-- Dataset content follows --
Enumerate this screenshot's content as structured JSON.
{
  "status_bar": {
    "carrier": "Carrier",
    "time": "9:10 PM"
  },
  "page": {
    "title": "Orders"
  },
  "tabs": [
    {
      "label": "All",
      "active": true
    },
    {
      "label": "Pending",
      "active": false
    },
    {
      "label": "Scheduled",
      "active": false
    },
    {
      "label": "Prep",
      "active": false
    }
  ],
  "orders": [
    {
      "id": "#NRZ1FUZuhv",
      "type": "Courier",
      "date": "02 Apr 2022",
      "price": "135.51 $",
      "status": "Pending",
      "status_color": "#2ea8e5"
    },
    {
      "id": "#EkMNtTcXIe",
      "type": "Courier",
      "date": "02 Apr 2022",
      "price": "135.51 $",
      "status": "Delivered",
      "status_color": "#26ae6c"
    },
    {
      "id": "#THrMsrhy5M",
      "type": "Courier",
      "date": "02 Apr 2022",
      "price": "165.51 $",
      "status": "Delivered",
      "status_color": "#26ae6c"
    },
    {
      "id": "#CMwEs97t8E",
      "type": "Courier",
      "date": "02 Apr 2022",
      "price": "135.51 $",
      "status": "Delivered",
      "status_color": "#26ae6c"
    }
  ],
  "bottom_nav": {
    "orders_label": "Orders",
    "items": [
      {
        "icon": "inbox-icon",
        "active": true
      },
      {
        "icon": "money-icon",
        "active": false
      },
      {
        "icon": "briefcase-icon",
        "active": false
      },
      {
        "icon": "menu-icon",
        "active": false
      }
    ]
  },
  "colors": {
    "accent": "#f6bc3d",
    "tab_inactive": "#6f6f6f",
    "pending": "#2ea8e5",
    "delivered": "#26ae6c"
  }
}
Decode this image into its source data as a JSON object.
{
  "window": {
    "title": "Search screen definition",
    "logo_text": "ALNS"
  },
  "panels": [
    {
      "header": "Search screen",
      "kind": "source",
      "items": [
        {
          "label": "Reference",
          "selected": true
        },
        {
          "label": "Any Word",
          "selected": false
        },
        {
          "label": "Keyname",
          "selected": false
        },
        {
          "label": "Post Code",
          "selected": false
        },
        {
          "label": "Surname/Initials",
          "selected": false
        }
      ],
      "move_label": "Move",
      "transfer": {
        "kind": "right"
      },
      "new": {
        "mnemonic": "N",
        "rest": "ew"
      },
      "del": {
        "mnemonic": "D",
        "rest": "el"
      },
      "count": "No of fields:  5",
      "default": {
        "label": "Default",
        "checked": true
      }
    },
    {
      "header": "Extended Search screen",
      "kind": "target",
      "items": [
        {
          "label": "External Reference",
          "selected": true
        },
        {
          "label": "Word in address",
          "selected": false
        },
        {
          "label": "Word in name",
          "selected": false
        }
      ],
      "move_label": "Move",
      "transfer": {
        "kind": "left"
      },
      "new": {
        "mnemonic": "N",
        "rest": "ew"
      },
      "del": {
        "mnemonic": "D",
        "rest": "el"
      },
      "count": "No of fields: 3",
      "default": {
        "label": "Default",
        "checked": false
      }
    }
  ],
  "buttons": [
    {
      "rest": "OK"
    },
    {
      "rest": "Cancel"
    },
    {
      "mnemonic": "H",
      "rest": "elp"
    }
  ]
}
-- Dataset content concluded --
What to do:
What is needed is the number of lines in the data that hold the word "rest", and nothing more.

Solution to the problem:
7